We’ll also see new Nexus smartphones and tablets, but the Nexus line will take on an even more developer-oriented focus. Google will offload more of its consumer-focused devices and features to Motorola, and steer the Nexus line more towards developers. The Nexus line basically seems like a way for Google to get OEMs to make devices for its employees, and the rest of us just happen to benefit. Regular consumers want ease-of-use, good battery life, and good cameras on their smartphones. The Moto X offers two of those three things. I think Google will finally figure out how to put an excellent camera on an Android smartphone this year. The Nexus 5 traded an excellent camera and really great battery life for lower cost. I expect that this year’s Nexus devices will continue the trend.

Beyond Smartphones And Tablets

The focus on wearables has definitely increased this year, and Android will be at the forefront of this in 2014. Samsung will build a better watch than the Galaxy Gear. Sony will iterate on their current offerings, as will Motorola. HTC and LG are expected to jump into the smartwatch game, too, all with Android-based options. Smartwatches are still working through some growing pains. 2014 should bring with it several really compelling watch options, instead of the limited, half-working watches available today. We will also see more NFC bracelets and rings that work as notification devices. A majority of these will pop up on Kickstarter, so be on the lookout if you’re in the market for one of those.

Google Glass is edging ever closer to a public release, but consumers are still wary of Glass. Lawmakers will struggle to figure out how to address the problem of wearing Glass while driving, and address privacy concerns as well.

Android-based cameras like the Samsung Galaxy Camera will fade into oblivion as smartphone cameras improve. We don’t want to carry multiple devices. OEMs, and Google, need to address the issue of sub-par camera experiences on their smartphones. The stock Android Camera app needs an overhaul as well, but Google may just leave this area to manufacturers and to its own Motorola division.
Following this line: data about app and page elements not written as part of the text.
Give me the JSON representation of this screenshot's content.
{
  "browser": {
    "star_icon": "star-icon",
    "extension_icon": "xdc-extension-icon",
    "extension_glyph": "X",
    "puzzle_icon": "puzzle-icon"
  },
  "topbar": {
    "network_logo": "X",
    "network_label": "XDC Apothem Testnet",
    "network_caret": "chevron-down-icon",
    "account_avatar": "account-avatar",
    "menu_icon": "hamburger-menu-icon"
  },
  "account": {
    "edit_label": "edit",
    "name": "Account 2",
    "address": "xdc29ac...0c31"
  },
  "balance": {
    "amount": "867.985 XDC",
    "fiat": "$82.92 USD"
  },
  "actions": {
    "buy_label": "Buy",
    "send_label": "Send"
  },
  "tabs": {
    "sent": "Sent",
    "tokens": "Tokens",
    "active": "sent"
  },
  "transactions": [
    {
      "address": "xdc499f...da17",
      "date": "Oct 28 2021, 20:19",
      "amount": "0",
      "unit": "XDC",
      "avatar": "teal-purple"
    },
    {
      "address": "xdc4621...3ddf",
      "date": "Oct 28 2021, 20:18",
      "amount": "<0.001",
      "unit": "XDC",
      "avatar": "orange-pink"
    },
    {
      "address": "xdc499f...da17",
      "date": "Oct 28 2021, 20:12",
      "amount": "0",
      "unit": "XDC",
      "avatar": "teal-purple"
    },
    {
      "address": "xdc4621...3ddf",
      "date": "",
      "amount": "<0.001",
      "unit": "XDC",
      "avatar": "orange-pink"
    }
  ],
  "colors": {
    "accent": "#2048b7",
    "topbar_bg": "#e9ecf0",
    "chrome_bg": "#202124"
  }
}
Mobile gaming on Android will improve, although stand-alone devices like the Ouya console will continue to struggle. Mobile gaming has had to adjust for touch screens and the lack of physical buttons. Most mobile games don’t lend themselves well to physical controllers. Handheld devices like the Nvidia Shield and Moga controllers will remain viable options for hardcore Android gamers, and will only get better as companies figure things out.

Android is even being built into cars.

Cost Factor

Overall, we’re going to see a continuing decrease in the cost of Android devices in 2014. Consumers are becoming wise to the tricks of major wireless carriers when it comes to device subsidies and contracts. No one wants to sign two years (or more) of their life away for a phone that will be out of date in 12-18 months. As Google continues to offer Nexus devices for less than $400, and Motorola reaches into new territories with the inexpensive Moto G, device costs will plummet. $400-500 for a high-end device will become the norm. Wireless carriers will buy into this because it means they won’t have to front the cost of phones for consumers anymore. There will still be options to purchase $199 Android smartphones with two-year contracts, but this will simply be one of several options instead of the only real choice. It’s already happening. Expect that trend to continue in 2014 as well.

Overall improvements to hardware with chipset optimizations and battery life improvements will continue, as we expect they would. Those aren’t necessarily specific to Android but the platform will certainly benefit. With a focus on decreasing costs to consumers, emerging markets, and wearable technology like Glass and smartwatches, 2014 is shaping up to be a big year for Android. What are you most excited about for Android in 2014?